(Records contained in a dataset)
┌────────

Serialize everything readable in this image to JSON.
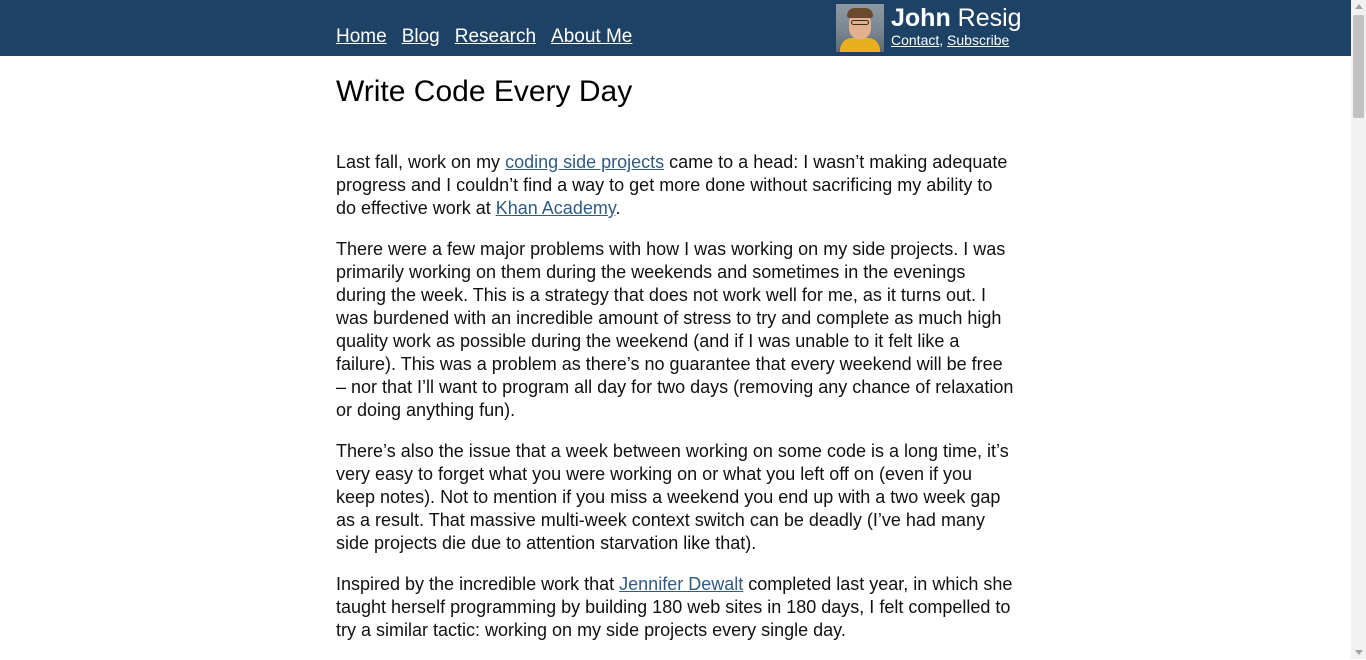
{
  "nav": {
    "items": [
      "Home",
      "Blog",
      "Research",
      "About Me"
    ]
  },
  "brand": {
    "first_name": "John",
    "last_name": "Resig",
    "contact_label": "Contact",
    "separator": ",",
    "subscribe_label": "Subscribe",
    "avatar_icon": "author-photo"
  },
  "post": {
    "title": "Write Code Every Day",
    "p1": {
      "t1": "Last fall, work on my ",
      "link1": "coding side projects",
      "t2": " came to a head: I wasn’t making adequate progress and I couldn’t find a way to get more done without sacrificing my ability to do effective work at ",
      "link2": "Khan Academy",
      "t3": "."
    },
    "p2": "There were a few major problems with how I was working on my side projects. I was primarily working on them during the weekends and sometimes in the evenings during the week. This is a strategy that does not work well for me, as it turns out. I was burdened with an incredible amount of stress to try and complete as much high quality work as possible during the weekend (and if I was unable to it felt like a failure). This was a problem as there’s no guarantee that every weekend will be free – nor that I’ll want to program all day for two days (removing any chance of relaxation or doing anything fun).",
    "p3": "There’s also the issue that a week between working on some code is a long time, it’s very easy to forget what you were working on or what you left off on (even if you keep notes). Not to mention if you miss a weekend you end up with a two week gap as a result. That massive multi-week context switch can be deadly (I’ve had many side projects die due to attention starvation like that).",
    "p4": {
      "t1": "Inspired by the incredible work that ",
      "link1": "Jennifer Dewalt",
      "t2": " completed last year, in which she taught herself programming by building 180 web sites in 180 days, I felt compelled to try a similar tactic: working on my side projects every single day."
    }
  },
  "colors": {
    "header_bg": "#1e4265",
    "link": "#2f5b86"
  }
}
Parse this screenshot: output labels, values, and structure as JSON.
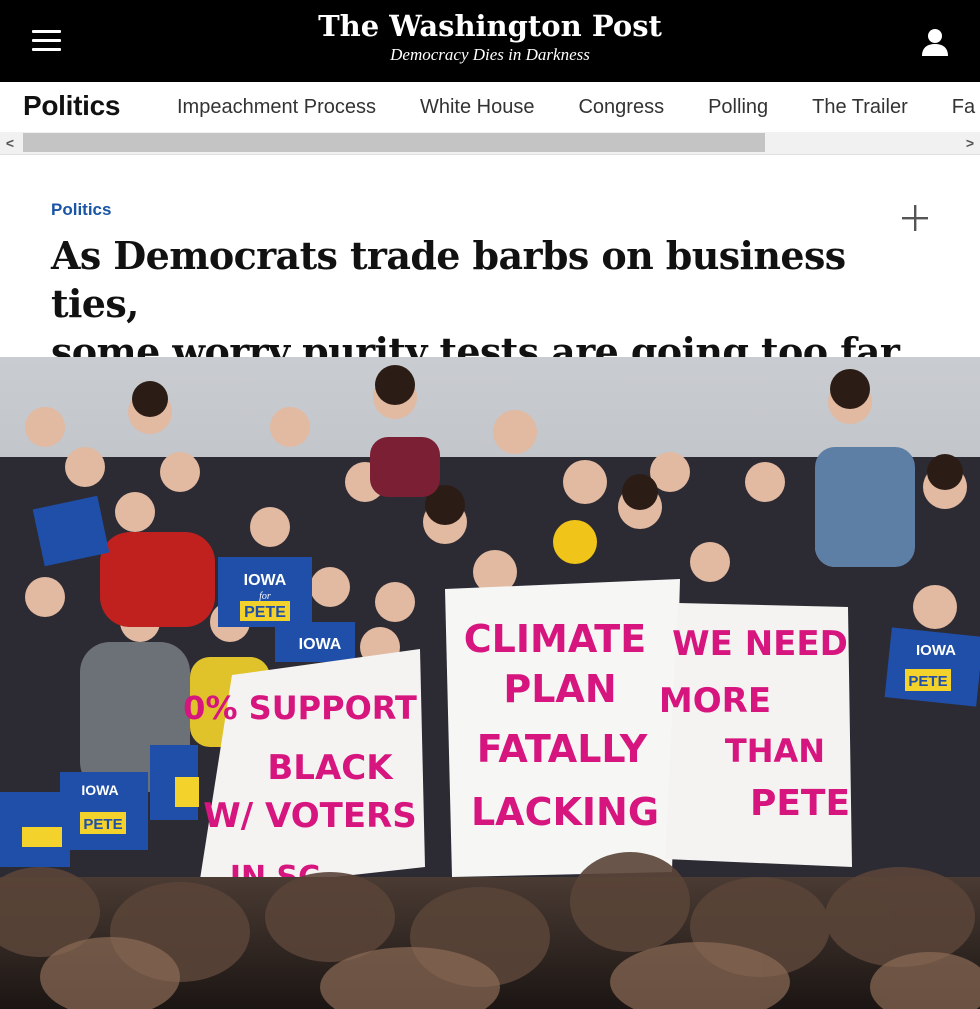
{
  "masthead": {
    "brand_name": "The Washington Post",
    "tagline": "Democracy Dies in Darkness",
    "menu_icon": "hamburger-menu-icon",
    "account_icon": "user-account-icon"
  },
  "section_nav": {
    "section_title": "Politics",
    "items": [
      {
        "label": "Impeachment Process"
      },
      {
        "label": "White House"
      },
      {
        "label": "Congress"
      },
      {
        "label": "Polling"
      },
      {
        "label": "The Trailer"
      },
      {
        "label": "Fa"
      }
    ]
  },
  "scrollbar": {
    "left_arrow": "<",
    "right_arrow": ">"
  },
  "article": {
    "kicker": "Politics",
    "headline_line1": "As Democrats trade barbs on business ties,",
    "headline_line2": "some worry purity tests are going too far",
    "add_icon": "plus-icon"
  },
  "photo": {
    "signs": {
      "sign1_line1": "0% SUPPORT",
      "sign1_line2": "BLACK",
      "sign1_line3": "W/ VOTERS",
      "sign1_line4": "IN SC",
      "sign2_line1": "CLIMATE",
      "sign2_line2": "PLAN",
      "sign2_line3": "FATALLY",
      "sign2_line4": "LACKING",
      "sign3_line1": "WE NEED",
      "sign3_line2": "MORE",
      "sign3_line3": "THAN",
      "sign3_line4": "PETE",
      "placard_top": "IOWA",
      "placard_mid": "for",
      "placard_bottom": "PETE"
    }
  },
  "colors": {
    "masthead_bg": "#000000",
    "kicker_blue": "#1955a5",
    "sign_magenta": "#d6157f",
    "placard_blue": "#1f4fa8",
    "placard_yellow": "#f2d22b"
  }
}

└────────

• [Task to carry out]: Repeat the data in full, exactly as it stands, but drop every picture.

• [Written answer]:
Serialize everything readable in this image to JSON.
{
  "nav": {
    "items": [
      "Home",
      "Blog",
      "Research",
      "About Me"
    ]
  },
  "brand": {
    "first_name": "John",
    "last_name": "Resig",
    "contact_label": "Contact",
    "separator": ",",
    "subscribe_label": "Subscribe",
    "avatar_icon": "author-photo"
  },
  "post": {
    "title": "Write Code Every Day",
    "p1": {
      "t1": "Last fall, work on my ",
      "link1": "coding side projects",
      "t2": " came to a head: I wasn’t making adequate progress and I couldn’t find a way to get more done without sacrificing my ability to do effective work at ",
      "link2": "Khan Academy",
      "t3": "."
    },
    "p2": "There were a few major problems with how I was working on my side projects. I was primarily working on them during the weekends and sometimes in the evenings during the week. This is a strategy that does not work well for me, as it turns out. I was burdened with an incredible amount of stress to try and complete as much high quality work as possible during the weekend (and if I was unable to it felt like a failure). This was a problem as there’s no guarantee that every weekend will be free – nor that I’ll want to program all day for two days (removing any chance of relaxation or doing anything fun).",
    "p3": "There’s also the issue that a week between working on some code is a long time, it’s very easy to forget what you were working on or what you left off on (even if you keep notes). Not to mention if you miss a weekend you end up with a two week gap as a result. That massive multi-week context switch can be deadly (I’ve had many side projects die due to attention starvation like that).",
    "p4": {
      "t1": "Inspired by the incredible work that ",
      "link1": "Jennifer Dewalt",
      "t2": " completed last year, in which she taught herself programming by building 180 web sites in 180 days, I felt compelled to try a similar tactic: working on my side projects every single day."
    }
  },
  "colors": {
    "header_bg": "#1e4265",
    "link": "#2f5b86"
  }
}
Parse this screenshot: output labels, values, and structure as JSON.
{
  "masthead": {
    "brand_name": "The Washington Post",
    "tagline": "Democracy Dies in Darkness",
    "menu_icon": "hamburger-menu-icon",
    "account_icon": "user-account-icon"
  },
  "section_nav": {
    "section_title": "Politics",
    "items": [
      {
        "label": "Impeachment Process"
      },
      {
        "label": "White House"
      },
      {
        "label": "Congress"
      },
      {
        "label": "Polling"
      },
      {
        "label": "The Trailer"
      },
      {
        "label": "Fa"
      }
    ]
  },
  "scrollbar": {
    "left_arrow": "<",
    "right_arrow": ">"
  },
  "article": {
    "kicker": "Politics",
    "headline_line1": "As Democrats trade barbs on business ties,",
    "headline_line2": "some worry purity tests are going too far",
    "add_icon": "plus-icon"
  },
  "photo": {
    "signs": {
      "sign1_line1": "0% SUPPORT",
      "sign1_line2": "BLACK",
      "sign1_line3": "W/ VOTERS",
      "sign1_line4": "IN SC",
      "sign2_line1": "CLIMATE",
      "sign2_line2": "PLAN",
      "sign2_line3": "FATALLY",
      "sign2_line4": "LACKING",
      "sign3_line1": "WE NEED",
      "sign3_line2": "MORE",
      "sign3_line3": "THAN",
      "sign3_line4": "PETE",
      "placard_top": "IOWA",
      "placard_mid": "for",
      "placard_bottom": "PETE"
    }
  },
  "colors": {
    "masthead_bg": "#000000",
    "kicker_blue": "#1955a5",
    "sign_magenta": "#d6157f",
    "placard_blue": "#1f4fa8",
    "placard_yellow": "#f2d22b"
  }
}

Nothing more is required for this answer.